Though it follows the life a boy from age 6 to 18, Boyhood has been described as a film that's ultimately about parenthood. No scene from the film better encapsulates that notion than this one, in which the boy, Mason, is leaving for college and his mother struggles to come to terms with the massive change that's about to take place. As she ticks off the list of milestones they've been through together, the full scope of her role in his life begins to come into view and she realizes that she's put all this time and effort into raising him and her reward is that he's going to leave her behind. The way that the moment is played, it's kind of funny and kind of heartbreaking, and it's the scene which best speaks to the power of what Boyhood is doing: we aren't just watching these people grow older, we're watching them grow up.
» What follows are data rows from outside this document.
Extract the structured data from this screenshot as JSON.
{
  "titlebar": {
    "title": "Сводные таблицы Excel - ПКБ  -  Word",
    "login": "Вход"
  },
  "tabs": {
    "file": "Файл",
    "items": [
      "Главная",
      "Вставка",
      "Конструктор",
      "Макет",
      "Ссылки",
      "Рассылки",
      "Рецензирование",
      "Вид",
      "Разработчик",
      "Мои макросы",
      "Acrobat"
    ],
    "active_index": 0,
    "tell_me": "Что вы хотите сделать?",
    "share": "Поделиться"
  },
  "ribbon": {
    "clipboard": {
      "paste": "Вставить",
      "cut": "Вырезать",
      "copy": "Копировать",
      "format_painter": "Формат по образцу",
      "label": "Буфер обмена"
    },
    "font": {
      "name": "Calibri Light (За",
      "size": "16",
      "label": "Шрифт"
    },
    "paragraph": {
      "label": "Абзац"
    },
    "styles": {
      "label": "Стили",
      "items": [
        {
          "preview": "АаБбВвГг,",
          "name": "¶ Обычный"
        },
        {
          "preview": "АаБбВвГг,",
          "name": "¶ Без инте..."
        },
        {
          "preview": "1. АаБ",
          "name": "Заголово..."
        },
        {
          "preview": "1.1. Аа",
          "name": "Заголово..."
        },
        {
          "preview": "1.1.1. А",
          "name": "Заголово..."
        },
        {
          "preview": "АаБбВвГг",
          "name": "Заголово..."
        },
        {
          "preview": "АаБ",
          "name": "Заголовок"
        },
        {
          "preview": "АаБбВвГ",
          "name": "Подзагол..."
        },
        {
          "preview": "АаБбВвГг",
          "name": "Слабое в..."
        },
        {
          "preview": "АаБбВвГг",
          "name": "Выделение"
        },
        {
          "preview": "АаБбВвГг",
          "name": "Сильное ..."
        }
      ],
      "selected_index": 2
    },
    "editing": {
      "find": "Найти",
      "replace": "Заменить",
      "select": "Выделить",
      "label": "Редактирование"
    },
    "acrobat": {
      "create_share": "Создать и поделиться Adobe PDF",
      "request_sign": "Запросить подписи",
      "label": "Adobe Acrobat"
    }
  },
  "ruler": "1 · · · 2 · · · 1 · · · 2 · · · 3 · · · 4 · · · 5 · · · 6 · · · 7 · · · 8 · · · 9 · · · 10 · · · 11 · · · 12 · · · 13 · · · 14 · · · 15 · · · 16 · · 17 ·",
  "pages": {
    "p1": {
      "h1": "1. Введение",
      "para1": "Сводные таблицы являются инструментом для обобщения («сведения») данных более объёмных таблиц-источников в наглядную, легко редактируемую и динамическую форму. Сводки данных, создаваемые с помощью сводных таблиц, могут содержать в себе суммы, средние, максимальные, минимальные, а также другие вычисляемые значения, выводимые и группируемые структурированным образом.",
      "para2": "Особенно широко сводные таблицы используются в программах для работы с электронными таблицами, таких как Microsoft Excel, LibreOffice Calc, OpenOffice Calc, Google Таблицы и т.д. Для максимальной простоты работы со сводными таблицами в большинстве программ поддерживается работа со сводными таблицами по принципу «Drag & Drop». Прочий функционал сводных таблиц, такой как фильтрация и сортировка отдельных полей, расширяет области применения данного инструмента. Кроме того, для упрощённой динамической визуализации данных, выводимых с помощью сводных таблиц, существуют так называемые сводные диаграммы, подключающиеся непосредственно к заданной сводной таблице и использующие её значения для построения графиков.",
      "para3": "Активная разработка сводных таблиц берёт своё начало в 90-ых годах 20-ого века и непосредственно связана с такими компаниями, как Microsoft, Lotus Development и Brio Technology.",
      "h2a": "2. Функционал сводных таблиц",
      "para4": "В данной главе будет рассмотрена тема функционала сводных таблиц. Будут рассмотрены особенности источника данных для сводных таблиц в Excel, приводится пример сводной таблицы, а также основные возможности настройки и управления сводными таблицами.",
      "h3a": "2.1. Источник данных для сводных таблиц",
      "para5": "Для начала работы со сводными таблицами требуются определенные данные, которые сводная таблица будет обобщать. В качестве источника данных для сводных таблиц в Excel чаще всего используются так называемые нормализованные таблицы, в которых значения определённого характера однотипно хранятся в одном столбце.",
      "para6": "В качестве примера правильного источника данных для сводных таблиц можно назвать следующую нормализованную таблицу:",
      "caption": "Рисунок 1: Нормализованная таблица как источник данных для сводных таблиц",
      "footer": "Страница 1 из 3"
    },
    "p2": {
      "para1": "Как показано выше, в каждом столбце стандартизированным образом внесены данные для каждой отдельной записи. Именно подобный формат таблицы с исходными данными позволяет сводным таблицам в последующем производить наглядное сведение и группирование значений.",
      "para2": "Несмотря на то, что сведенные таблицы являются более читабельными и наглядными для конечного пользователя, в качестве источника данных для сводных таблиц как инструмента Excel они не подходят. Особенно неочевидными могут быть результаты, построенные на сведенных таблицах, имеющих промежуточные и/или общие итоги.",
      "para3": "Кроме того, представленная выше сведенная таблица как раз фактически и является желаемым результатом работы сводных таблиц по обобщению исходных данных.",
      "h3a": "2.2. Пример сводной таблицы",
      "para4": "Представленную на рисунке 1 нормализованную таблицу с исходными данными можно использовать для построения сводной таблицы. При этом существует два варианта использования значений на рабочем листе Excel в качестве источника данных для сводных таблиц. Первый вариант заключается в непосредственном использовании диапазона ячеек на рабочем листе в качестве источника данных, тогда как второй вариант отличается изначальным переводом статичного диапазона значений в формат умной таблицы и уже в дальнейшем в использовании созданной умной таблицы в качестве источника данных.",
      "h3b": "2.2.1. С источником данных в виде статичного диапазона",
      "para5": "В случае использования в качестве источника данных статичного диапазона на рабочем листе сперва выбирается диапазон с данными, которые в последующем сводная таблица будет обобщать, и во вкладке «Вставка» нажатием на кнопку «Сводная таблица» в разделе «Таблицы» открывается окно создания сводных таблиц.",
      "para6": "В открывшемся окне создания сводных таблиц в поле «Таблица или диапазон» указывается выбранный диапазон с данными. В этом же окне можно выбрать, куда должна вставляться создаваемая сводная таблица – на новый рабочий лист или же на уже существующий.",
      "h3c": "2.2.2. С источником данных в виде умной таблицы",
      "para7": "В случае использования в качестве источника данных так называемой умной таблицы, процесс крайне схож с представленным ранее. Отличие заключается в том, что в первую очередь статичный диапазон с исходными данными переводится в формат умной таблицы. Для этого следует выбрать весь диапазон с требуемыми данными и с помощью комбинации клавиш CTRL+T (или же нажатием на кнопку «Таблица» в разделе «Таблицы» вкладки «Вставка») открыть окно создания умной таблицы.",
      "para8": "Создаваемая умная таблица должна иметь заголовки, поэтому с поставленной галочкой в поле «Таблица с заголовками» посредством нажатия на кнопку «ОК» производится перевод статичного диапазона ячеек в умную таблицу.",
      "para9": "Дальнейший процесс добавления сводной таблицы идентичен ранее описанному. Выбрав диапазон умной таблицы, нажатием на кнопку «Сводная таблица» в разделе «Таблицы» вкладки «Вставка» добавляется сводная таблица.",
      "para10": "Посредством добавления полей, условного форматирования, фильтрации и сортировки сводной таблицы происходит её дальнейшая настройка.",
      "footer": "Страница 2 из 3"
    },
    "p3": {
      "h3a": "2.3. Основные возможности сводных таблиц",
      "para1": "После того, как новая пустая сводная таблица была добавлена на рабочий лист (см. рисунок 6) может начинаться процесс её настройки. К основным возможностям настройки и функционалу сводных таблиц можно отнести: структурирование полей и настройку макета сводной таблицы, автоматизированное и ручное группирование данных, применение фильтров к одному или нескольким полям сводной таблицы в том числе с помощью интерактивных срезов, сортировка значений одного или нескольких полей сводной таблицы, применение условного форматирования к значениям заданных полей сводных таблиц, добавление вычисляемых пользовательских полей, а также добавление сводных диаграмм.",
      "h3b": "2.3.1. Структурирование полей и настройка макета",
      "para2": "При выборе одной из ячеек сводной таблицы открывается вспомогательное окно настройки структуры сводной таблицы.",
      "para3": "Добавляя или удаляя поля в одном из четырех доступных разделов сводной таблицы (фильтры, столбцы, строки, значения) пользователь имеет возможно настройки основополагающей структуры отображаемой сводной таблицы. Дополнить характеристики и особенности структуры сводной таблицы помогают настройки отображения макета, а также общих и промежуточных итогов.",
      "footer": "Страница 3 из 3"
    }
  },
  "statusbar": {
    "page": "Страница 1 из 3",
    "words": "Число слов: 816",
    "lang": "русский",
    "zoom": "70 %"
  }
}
The journey that the title character and her aunt take in Ida takes them on a few detours, but this is the real destination: the unmarked mass grave hidden in the woods, where Ida's parents and young cousin have been buried. They've made a deal with the man who now occupies what was once their family's home so that he'll take them to this place and so that they can collect the remains and put them to rest properly. As the man digs, the shot cuts from Ida and the aunt sitting on the ground above the hole, to the man in the hole, and then back to the women with the aunt now cradling her son's skull. It's a sudden, startling image and the most emotionally powerful scene in a film which has no shortage of them.
It unfolds simply: the alien (played by Scarlett Johansson) is at a beach, stalking her prey, which in this case is a guy swimming nearby. Down the beach is a man and woman with a toddler and a dog. As the alien engages the swimmer in conversation, they notice that the woman has swum out into the choppy water, trying to save the dog, which is being swept out to sea. Soon the woman is in distress of her own and the man tries to save her, leaving their child on the beach. The swimmer tries to save the man, but the man is determined to go after his wife and both are swept away. The alien kills the swimmer and later her cohort comes to the beach to pick up any evidence that's been left behind, walking right by the wailing toddler still on the beach, the tide swiftly coming in. It's an utterly haunting sequence which had remained fresh in my mind since seeing the film in theaters in June and which, on a recent rewatch, still had a deep impact. It's quite simply a masterful bit of storytelling that occurs almost entirely without dialogue.